Indiana Leading the Way in Alzheimer's Research
It’s hard to talk about caregiving in Indiana without mentioning dementia. So many of our seniors and caregivers have been affected by it. Alzheimer’s, the most common form of dementia is on the rise here in Indiana and across our country. Right now, the Alzheimer’s Association of Greater Indiana reports that Indiana is home to 110,000 Hoosiers living with Alzheimer's disease and 338,000 unpaid caregivers. Think about that number – 110,000. That’s nearly the population of Evansville.
Just like the rest of the country, Indiana is dealing with the hurdles, stress, and unending questions about how to prevent Alzheimer’s and care for our loved ones living with the disease.

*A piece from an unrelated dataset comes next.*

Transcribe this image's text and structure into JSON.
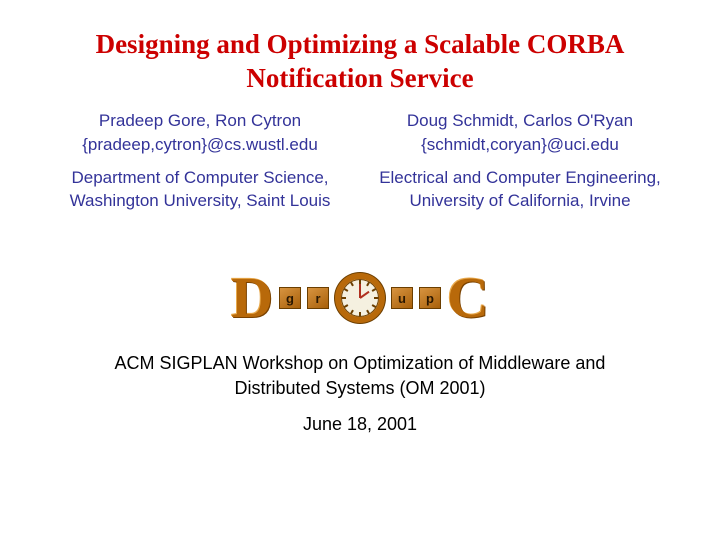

But soon, solutions for treatment and prevention could be coming close to home.
The Indiana University School of Medicine just secured a research grant (of about $12 million) to help boost the work happening in their Alzheimer research unit (or, the National Centralized Repository for Alzheimer's Disease and Related Dementias in Indianapolis).

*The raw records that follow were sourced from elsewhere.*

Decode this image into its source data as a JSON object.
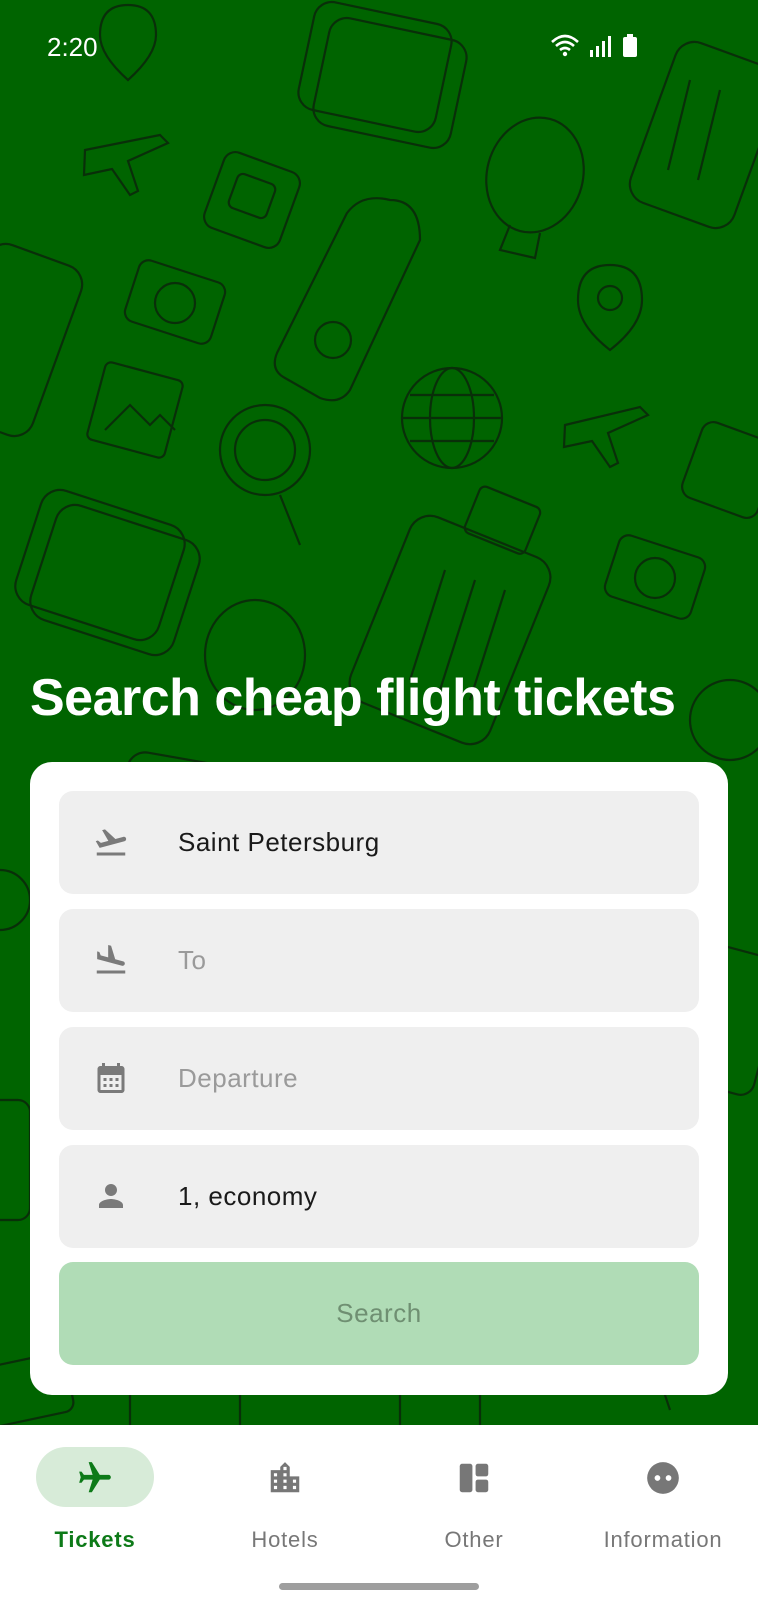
{
  "status_bar": {
    "time": "2:20",
    "icons": [
      "wifi-icon",
      "signal-icon",
      "battery-icon"
    ]
  },
  "headline": "Search cheap flight tickets",
  "form": {
    "from": {
      "value": "Saint Petersburg",
      "icon": "takeoff-icon"
    },
    "to": {
      "placeholder": "To",
      "icon": "landing-icon"
    },
    "departure": {
      "placeholder": "Departure",
      "icon": "calendar-icon"
    },
    "passengers": {
      "value": "1, economy",
      "icon": "person-icon"
    },
    "search_label": "Search"
  },
  "nav": {
    "items": [
      {
        "label": "Tickets",
        "icon": "airplane-icon",
        "active": true
      },
      {
        "label": "Hotels",
        "icon": "building-icon",
        "active": false
      },
      {
        "label": "Other",
        "icon": "dashboard-icon",
        "active": false
      },
      {
        "label": "Information",
        "icon": "info-dots-icon",
        "active": false
      }
    ]
  },
  "colors": {
    "hero_background": "#006400",
    "accent": "#0d7a18",
    "search_button_disabled": "#b0dcb6",
    "field_background": "#efefef"
  }
}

With the grant, IU is hoping to expand their biological sample lab, and host scientists from around the world to expedite discoveries for an early detection method. At the top of their list is to create a blood test that would be able to tell medical providers early on if someone is developing, or at high risk to develop, Alzheimer’s disease.
Research is so critical with a disease like Alzheimer’s where much is still unknown regarding early detection, risk factors, or even a cure. As Indiana leads the way on finding breakthroughs, KayBee is focusing on the individuals living with the disease, and the caregivers holding it all together. With our seniors facing dementia or Alzheimer’s, we believe it’s important to think “big picture” about how to help them achieve the best quality of life. We focus on listening and attending to not just their medical needs, but their emotional, physical, and social needs, too. And with our caregivers, we know that some days are harder than others with this often-unpredictable disease. A community of support is critical for our caregivers, and Kaybee works to connect families through initiatives like Dementia Friends Indiana.

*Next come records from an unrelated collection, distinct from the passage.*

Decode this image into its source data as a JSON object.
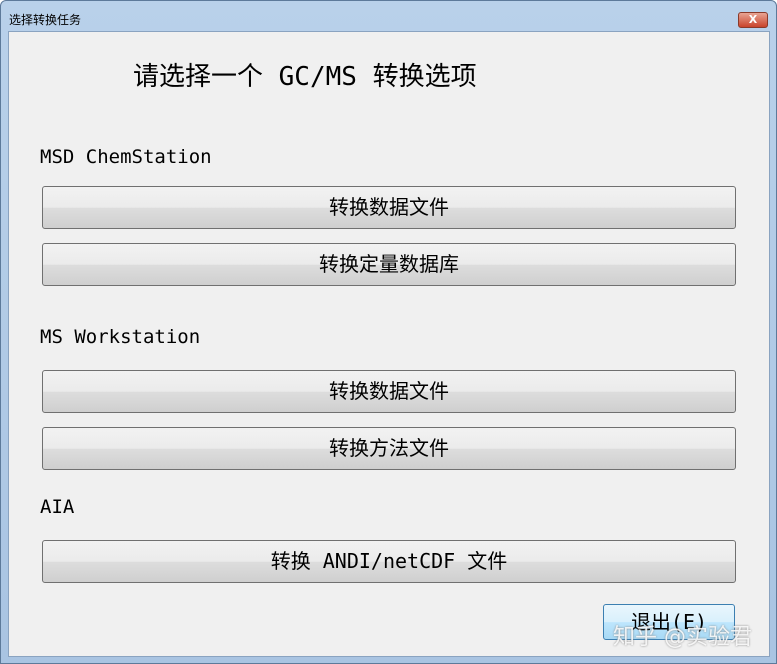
{
  "window": {
    "title": "选择转换任务",
    "close_label": "X"
  },
  "heading": "请选择一个 GC/MS 转换选项",
  "sections": [
    {
      "label": "MSD ChemStation",
      "buttons": [
        "转换数据文件",
        "转换定量数据库"
      ]
    },
    {
      "label": "MS Workstation",
      "buttons": [
        "转换数据文件",
        "转换方法文件"
      ]
    },
    {
      "label": "AIA",
      "buttons": [
        "转换 ANDI/netCDF 文件"
      ]
    }
  ],
  "exit_label": "退出(E)",
  "watermark": "知乎 @实验君"
}
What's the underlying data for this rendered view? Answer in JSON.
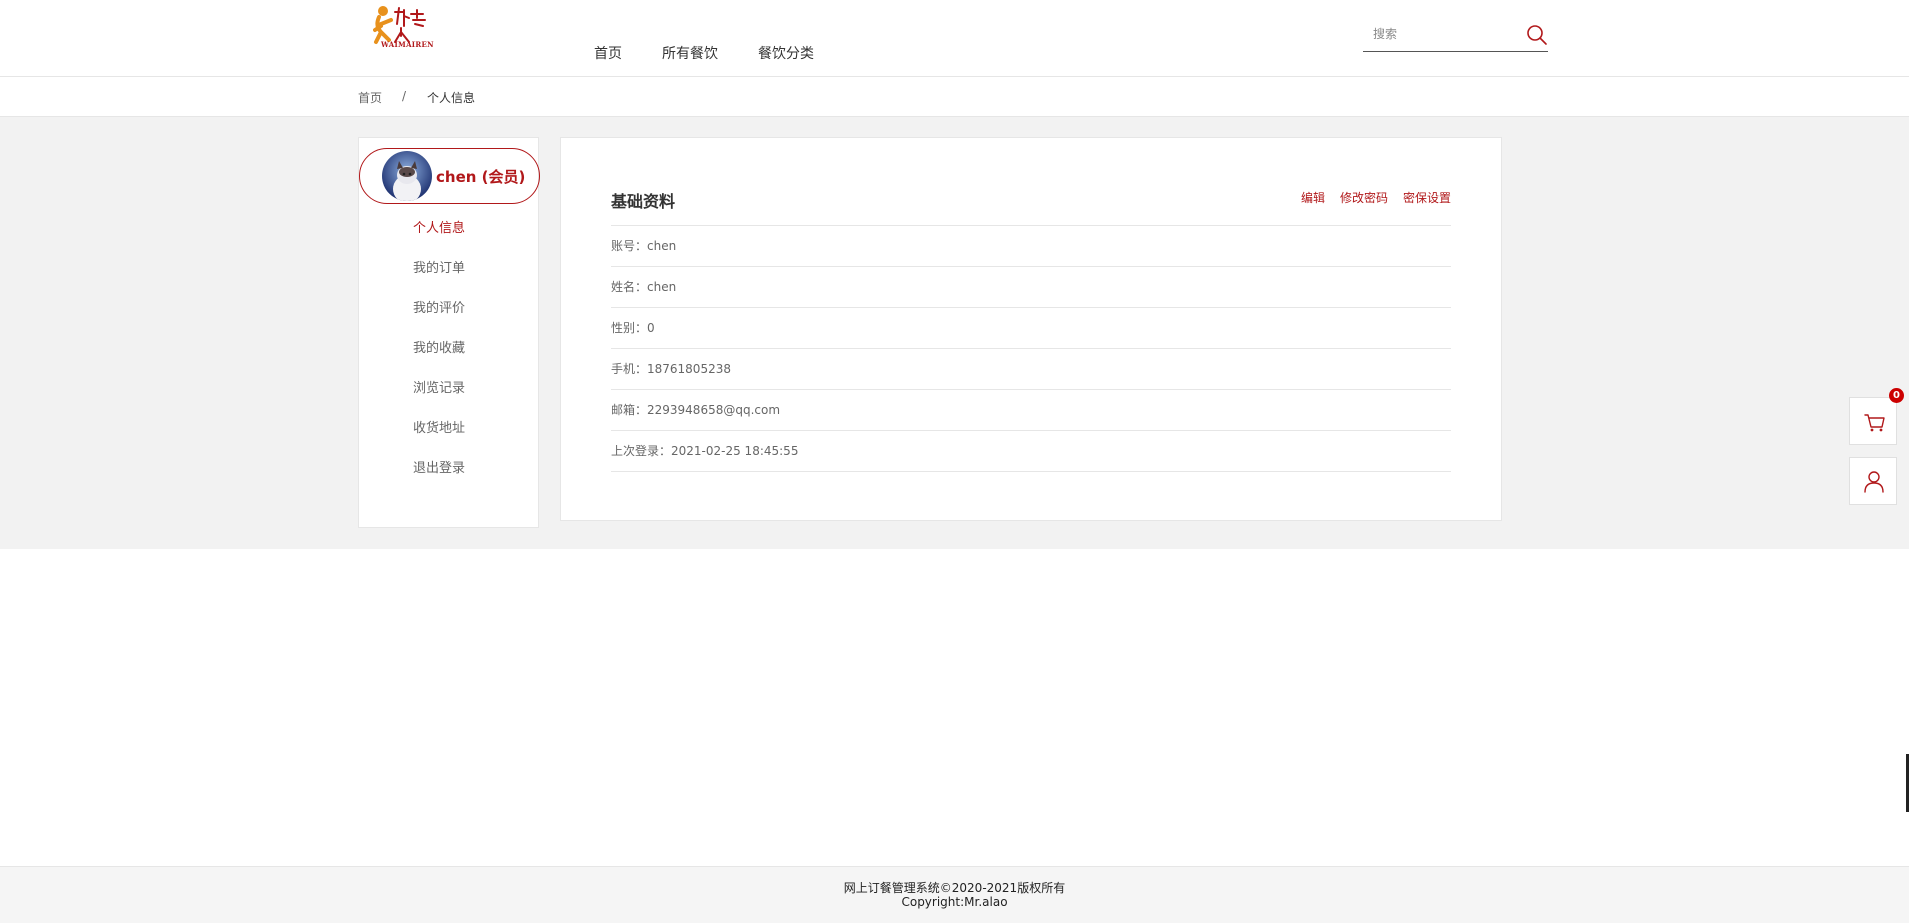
{
  "header": {
    "logo_text": "WAIMAIREN",
    "nav": [
      "首页",
      "所有餐饮",
      "餐饮分类"
    ],
    "search": {
      "placeholder": "搜索",
      "value": ""
    }
  },
  "breadcrumb": {
    "home": "首页",
    "separator": "/",
    "current": "个人信息"
  },
  "sidebar": {
    "user_name": "chen (会员)",
    "menu": [
      "个人信息",
      "我的订单",
      "我的评价",
      "我的收藏",
      "浏览记录",
      "收货地址",
      "退出登录"
    ],
    "active_index": 0
  },
  "profile": {
    "title": "基础资料",
    "actions": [
      "编辑",
      "修改密码",
      "密保设置"
    ],
    "rows": [
      "账号：chen",
      "姓名：chen",
      "性别：0",
      "手机：18761805238",
      "邮箱：2293948658@qq.com",
      "上次登录：2021-02-25 18:45:55"
    ]
  },
  "float": {
    "cart_count": "0"
  },
  "footer": {
    "line1": "网上订餐管理系统©2020-2021版权所有",
    "line2": "Copyright:Mr.alao"
  },
  "colors": {
    "accent": "#b1181a",
    "background": "#f2f2f2",
    "logo_orange": "#e8911c"
  }
}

We’re excited to follow updates with this new research initiative in Indiana. You can read more about the grant, as well as the work of the IU repository here.